● Problem to solve
Filter the records for lines holding the string "your".

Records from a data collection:
+-------+

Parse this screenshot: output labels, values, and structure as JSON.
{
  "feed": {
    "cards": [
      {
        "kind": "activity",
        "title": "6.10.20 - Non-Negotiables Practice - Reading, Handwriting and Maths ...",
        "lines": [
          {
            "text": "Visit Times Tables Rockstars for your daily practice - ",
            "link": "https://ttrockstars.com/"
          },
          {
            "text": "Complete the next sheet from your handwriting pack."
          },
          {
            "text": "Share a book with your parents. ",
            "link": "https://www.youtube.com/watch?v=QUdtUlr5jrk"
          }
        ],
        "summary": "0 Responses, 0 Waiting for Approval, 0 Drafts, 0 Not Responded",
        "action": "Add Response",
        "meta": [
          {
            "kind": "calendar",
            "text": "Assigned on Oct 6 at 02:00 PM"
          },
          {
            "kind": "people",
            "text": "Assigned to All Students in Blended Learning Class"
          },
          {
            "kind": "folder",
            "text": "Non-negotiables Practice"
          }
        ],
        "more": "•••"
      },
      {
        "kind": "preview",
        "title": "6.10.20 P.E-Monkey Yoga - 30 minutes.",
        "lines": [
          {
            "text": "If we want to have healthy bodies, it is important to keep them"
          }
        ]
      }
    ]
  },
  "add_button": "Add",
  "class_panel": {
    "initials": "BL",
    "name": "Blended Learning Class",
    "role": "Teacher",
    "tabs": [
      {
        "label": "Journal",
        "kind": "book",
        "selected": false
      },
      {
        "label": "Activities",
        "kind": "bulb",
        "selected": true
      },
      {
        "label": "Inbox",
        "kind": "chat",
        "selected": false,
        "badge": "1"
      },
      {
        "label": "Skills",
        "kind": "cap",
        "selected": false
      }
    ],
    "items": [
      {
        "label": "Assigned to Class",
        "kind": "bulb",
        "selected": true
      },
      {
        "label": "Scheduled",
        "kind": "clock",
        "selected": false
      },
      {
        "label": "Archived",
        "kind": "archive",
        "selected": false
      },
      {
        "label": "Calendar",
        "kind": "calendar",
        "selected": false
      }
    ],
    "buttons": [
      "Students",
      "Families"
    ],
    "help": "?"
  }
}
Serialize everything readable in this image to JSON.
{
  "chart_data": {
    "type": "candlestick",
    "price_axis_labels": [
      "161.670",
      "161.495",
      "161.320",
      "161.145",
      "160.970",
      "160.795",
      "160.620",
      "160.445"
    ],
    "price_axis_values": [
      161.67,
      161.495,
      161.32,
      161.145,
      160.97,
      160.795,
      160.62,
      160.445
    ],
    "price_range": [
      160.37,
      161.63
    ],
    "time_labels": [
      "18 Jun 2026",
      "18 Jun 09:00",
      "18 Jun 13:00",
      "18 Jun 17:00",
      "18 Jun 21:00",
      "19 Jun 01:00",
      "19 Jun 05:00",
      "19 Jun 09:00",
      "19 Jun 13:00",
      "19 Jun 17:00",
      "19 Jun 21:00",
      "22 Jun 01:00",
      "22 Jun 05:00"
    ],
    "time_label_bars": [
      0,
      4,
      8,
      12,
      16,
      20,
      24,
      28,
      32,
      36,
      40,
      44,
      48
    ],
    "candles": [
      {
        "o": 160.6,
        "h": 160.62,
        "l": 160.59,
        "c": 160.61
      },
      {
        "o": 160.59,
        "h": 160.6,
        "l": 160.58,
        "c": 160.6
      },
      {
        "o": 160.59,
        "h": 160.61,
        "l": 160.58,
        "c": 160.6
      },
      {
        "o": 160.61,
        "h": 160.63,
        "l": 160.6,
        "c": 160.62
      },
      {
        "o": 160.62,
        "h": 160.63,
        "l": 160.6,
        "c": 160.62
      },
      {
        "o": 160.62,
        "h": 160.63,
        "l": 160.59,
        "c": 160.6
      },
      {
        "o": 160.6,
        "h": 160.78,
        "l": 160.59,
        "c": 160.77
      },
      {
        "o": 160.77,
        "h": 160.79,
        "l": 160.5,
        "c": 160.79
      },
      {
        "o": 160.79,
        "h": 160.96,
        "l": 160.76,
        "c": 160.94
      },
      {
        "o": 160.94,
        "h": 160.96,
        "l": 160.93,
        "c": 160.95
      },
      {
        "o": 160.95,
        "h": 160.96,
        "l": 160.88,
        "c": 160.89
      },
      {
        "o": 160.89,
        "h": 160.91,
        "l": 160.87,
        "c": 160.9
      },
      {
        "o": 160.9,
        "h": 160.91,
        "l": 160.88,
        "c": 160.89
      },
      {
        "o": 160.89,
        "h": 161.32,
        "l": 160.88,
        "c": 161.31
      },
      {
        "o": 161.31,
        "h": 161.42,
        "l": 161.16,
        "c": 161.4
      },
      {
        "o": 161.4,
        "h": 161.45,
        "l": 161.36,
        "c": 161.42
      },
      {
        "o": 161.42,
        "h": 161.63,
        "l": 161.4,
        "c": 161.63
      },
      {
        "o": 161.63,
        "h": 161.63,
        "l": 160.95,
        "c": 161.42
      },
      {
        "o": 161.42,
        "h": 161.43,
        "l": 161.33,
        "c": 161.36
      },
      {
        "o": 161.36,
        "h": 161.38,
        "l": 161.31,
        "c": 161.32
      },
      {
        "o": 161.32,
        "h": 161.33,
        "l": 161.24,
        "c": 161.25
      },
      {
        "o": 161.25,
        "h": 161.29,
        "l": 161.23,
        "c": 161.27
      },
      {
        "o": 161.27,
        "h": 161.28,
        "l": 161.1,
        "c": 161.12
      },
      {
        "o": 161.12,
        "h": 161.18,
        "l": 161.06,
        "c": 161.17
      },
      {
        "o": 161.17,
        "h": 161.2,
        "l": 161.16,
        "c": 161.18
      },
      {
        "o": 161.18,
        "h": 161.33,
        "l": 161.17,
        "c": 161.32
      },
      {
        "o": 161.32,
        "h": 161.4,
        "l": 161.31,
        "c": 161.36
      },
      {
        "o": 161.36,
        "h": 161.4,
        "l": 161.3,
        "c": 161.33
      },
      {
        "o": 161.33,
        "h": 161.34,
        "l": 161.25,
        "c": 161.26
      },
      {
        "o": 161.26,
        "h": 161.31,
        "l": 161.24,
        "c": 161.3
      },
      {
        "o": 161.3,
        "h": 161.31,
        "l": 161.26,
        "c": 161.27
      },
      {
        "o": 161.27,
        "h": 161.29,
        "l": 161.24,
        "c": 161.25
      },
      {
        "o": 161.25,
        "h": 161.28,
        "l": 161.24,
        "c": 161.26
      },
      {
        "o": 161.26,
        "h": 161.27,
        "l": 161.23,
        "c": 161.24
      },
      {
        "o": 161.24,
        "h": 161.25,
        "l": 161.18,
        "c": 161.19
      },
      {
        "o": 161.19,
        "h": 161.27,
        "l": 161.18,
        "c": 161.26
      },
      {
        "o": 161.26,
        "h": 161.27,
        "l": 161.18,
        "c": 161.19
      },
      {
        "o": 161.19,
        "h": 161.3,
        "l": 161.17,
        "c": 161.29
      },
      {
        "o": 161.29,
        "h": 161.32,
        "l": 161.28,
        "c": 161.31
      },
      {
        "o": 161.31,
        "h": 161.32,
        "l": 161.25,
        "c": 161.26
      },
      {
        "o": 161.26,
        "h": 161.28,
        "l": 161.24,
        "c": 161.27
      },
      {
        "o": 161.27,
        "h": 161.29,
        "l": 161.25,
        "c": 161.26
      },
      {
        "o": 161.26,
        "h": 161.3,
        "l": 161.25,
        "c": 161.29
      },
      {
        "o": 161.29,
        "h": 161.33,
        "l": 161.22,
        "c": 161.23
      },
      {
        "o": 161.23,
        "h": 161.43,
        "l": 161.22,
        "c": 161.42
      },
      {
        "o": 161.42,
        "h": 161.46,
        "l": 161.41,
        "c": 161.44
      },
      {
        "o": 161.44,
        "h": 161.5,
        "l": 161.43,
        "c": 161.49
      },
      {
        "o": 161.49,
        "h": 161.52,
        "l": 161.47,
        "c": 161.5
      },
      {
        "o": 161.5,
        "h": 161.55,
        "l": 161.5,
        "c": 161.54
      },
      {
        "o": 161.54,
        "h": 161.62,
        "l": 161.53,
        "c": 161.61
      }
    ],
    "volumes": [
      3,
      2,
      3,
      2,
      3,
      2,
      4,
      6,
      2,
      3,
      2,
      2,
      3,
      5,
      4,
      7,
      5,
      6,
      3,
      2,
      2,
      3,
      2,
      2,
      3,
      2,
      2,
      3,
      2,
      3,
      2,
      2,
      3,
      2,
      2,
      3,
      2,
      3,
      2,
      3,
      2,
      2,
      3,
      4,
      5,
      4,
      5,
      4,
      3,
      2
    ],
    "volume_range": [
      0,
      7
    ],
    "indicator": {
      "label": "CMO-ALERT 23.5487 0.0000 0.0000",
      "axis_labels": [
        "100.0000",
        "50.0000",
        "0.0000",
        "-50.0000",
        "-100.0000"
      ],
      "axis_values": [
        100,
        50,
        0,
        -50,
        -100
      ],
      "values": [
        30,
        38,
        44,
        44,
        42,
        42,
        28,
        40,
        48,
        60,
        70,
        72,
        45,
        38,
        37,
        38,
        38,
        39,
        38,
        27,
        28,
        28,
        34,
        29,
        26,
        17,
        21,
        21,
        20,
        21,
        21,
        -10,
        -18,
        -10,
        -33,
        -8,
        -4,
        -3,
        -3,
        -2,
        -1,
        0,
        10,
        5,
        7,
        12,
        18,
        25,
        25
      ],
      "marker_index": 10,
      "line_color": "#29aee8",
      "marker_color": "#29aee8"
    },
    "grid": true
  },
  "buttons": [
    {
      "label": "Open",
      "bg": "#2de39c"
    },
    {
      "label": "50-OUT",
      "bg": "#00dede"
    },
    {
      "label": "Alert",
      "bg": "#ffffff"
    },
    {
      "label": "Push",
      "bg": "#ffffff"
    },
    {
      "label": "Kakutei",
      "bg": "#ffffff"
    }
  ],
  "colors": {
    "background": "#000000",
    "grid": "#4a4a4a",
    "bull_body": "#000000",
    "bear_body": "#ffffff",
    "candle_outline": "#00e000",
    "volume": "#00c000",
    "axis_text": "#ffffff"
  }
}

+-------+

● Solved exercise
            "text": "Visit Times Tables Rockstars for your daily practice - ",
            "text": "Complete the next sheet from your handwriting pack."
            "text": "Share a book with your parents. ",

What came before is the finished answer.